Stored entries
BEGIN

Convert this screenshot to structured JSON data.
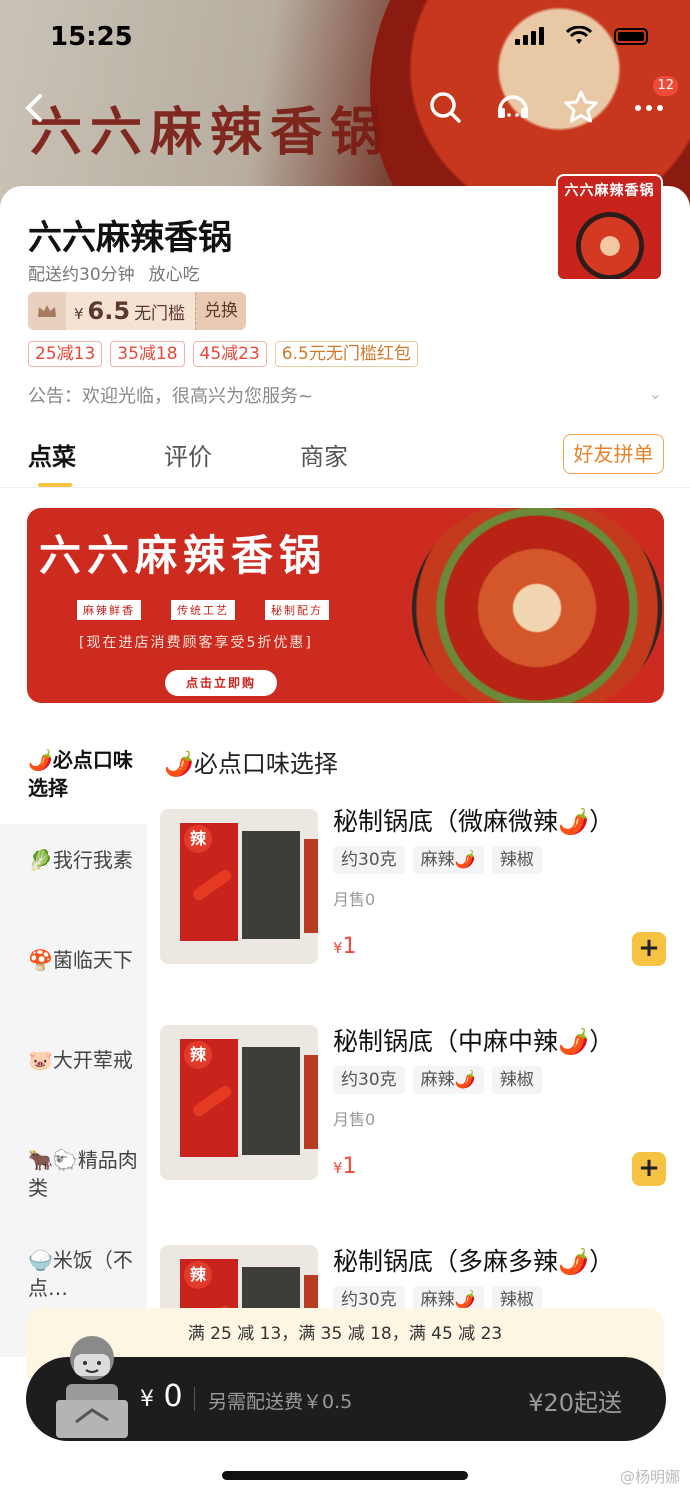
{
  "status_bar": {
    "time": "15:25"
  },
  "hero": {
    "title": "六六麻辣香锅",
    "badge_count": "12"
  },
  "logo": {
    "top_text": "六六麻辣香锅"
  },
  "shop": {
    "name": "六六麻辣香锅",
    "delivery_time": "配送约30分钟",
    "tagline": "放心吃",
    "coupon": {
      "currency": "¥",
      "amount": "6.5",
      "desc": "无门槛",
      "swap_label": "兑换"
    },
    "discount_tags": [
      "25减13",
      "35减18",
      "45减23",
      "6.5元无门槛红包"
    ],
    "notice": "公告：欢迎光临，很高兴为您服务~"
  },
  "tabs": [
    {
      "label": "点菜"
    },
    {
      "label": "评价"
    },
    {
      "label": "商家"
    }
  ],
  "group_order_label": "好友拼单",
  "banner": {
    "title": "六六麻辣香锅",
    "chips": [
      "麻辣鲜香",
      "传统工艺",
      "秘制配方"
    ],
    "line": "[现在进店消费顾客享受5折优惠]",
    "button": "点击立即购"
  },
  "sidebar": {
    "items": [
      {
        "icon": "🌶️",
        "label": "必点口味选择"
      },
      {
        "icon": "🥬",
        "label": "我行我素"
      },
      {
        "icon": "🍄",
        "label": "菌临天下"
      },
      {
        "icon": "🐷",
        "label": "大开荤戒"
      },
      {
        "icon": "🐂🐑",
        "label": "精品肉类"
      },
      {
        "icon": "🍚",
        "label": "米饭（不点…"
      }
    ]
  },
  "section": {
    "icon": "🌶️",
    "title": "必点口味选择"
  },
  "dishes": [
    {
      "name": "秘制锅底（微麻微辣🌶️）",
      "tags": [
        "约30克",
        "麻辣🌶️",
        "辣椒"
      ],
      "sales": "月售0",
      "currency": "¥",
      "price": "1",
      "img_seal": "辣"
    },
    {
      "name": "秘制锅底（中麻中辣🌶️）",
      "tags": [
        "约30克",
        "麻辣🌶️",
        "辣椒"
      ],
      "sales": "月售0",
      "currency": "¥",
      "price": "1",
      "img_seal": "辣"
    },
    {
      "name": "秘制锅底（多麻多辣🌶️）",
      "tags": [
        "约30克",
        "麻辣🌶️",
        "辣椒"
      ],
      "img_seal": "辣"
    }
  ],
  "promo_strip": "满 25 减 13，满 35 减 18，满 45 减 23",
  "cart": {
    "currency": "¥",
    "amount": "0",
    "delivery_fee_text": "另需配送费￥0.5",
    "min_order_text": "¥20起送"
  },
  "watermark": "@杨明娜",
  "colors": {
    "accent": "#f6c243",
    "price": "#f04a3a",
    "brand_red": "#c8231c"
  }
}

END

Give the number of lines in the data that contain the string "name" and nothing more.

* _Task result_
4